    Probably no more than 10 per cent of members will be prepared and spiritually mature enough to live it. For certain they will be paying tithing etc today.

  9. A family in our ward had their house burn down yesterday.

    BiV, I think I felt the same longing you describe, because I was inexplicably disappointed when I heard that the family was being helped by their homeowner's insurance and Red Cross. I mean, that's great, but that could have been a great time for me to really say "what's mine is yours." I do expect to hear calls for help meeting particular needs in the weeks to come through the Bishop, RS President, and HPG Leader, so I hope to be able help then.

  10. Ben, those feelings are the best parts of the human soul. I've felt that before--when my greatest desire was to give everything I had--and I think that is when I am closest to heaven.

  11. Zillah, those are interesting points, and I'm now fascinated with the Amana colony. I do see that undercurrent you mention, and I also wonder why we don't get more sermons on the subject, and opportunities to help our ward members more directly than we now do...

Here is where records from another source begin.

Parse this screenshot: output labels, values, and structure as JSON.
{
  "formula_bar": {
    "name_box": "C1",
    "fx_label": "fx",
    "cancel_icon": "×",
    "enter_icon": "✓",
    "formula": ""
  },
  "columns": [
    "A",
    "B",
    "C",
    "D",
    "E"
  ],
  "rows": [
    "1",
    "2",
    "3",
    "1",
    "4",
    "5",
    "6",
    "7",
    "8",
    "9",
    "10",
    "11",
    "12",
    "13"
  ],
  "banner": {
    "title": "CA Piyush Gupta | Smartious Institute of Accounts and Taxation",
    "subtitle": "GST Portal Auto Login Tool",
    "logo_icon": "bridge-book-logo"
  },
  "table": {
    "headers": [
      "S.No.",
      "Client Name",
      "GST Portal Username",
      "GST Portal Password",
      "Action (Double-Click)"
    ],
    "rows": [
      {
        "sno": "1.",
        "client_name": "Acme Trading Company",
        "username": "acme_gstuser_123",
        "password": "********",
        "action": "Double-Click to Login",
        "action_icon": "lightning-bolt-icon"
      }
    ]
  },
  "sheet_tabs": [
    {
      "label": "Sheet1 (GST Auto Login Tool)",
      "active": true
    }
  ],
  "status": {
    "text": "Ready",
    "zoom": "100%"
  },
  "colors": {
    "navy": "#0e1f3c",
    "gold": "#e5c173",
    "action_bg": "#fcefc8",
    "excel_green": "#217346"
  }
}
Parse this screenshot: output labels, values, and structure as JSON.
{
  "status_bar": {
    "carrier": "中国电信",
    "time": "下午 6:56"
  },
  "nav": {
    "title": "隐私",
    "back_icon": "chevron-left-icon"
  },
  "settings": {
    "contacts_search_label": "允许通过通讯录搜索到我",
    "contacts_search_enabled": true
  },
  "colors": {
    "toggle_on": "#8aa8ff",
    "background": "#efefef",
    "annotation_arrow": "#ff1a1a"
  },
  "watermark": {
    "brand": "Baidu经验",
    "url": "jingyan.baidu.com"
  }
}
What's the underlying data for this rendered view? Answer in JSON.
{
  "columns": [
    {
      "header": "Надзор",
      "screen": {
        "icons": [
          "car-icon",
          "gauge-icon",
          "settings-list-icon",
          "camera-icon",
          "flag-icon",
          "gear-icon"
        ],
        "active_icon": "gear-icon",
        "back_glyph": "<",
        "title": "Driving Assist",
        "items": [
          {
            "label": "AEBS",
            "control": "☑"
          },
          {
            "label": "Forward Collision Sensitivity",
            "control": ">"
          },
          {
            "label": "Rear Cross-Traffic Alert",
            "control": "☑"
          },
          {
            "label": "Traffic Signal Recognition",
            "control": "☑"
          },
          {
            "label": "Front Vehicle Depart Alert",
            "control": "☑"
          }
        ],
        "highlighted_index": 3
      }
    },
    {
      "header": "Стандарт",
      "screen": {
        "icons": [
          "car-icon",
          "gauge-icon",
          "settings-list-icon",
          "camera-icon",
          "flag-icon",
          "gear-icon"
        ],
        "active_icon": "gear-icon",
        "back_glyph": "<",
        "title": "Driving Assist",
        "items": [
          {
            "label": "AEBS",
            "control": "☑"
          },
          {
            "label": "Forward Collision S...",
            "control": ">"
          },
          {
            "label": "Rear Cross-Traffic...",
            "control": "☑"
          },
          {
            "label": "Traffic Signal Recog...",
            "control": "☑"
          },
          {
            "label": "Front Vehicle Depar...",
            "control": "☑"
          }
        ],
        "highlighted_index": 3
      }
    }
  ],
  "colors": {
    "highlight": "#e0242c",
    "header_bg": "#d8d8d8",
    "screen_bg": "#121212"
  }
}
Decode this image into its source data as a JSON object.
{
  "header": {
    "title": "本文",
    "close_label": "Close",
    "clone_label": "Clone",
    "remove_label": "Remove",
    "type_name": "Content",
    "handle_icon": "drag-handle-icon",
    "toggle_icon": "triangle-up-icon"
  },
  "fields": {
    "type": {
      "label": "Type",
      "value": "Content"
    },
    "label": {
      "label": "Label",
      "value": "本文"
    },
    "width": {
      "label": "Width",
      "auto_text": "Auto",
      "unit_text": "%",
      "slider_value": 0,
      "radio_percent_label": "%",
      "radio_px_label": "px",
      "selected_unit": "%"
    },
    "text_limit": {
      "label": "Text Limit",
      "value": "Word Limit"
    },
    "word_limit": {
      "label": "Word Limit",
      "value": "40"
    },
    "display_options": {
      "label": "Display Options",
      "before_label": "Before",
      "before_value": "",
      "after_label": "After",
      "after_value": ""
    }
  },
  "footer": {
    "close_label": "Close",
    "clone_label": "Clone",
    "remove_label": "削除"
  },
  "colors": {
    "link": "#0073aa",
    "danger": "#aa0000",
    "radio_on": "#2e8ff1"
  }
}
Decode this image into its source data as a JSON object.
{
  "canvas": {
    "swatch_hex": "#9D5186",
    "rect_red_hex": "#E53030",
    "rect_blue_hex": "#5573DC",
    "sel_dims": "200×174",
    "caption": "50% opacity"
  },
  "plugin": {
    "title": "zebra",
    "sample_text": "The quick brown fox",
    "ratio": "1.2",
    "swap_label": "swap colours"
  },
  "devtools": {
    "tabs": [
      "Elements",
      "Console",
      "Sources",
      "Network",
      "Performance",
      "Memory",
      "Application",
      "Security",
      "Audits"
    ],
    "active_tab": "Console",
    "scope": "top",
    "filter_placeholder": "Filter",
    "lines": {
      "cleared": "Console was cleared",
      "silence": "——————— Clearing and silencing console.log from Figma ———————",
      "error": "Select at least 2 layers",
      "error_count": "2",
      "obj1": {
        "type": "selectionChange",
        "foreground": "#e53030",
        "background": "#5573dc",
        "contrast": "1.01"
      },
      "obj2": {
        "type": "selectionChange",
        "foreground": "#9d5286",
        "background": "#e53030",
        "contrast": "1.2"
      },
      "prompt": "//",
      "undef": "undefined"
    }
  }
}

  12. I'm personally acquainted with two united orders here in Missouri. One is Mormon, and the other Christian, and both are very successful. My family and I lived in the Mormon order for several months, and we spent several days in the Christian group investigating how they did things.

    Both groups have been living this way for at least thirty years, so I know that it's possible. I also know that it's difficult to leave behind personal aspirations when entering one of these orders. Celestial laws are not easy, and living the law of consecration is no exception.

    From my experience, those who have the greatest difficulty in living the law of consecration are those who lust after wealth. Not so much for the love of money, but for the power and status that it brings. These are the people that would find no satisfaction in wealth if everyone was wealthy. They want to feel superior to their fellow brothers and sisters. These are the type of people that would appreciate it if everyone stood as they entered the room. Do you know anyone like that?

    It makes one wonder why living the law of consecration is no longer encouraged in today's Church. Perhaps some of this stems from the procrastination doctrine, which states that we can do all these difficult things in the next life.

    One will in inherit the kingdom based on the laws they were willing to live in this life. If you want Celestial glory in the life to come, then you have to live Celestial laws now. It's the only way.

    As a side note, I thought it was interesting that the non-Mormon group had a beehive as a symbol of their order.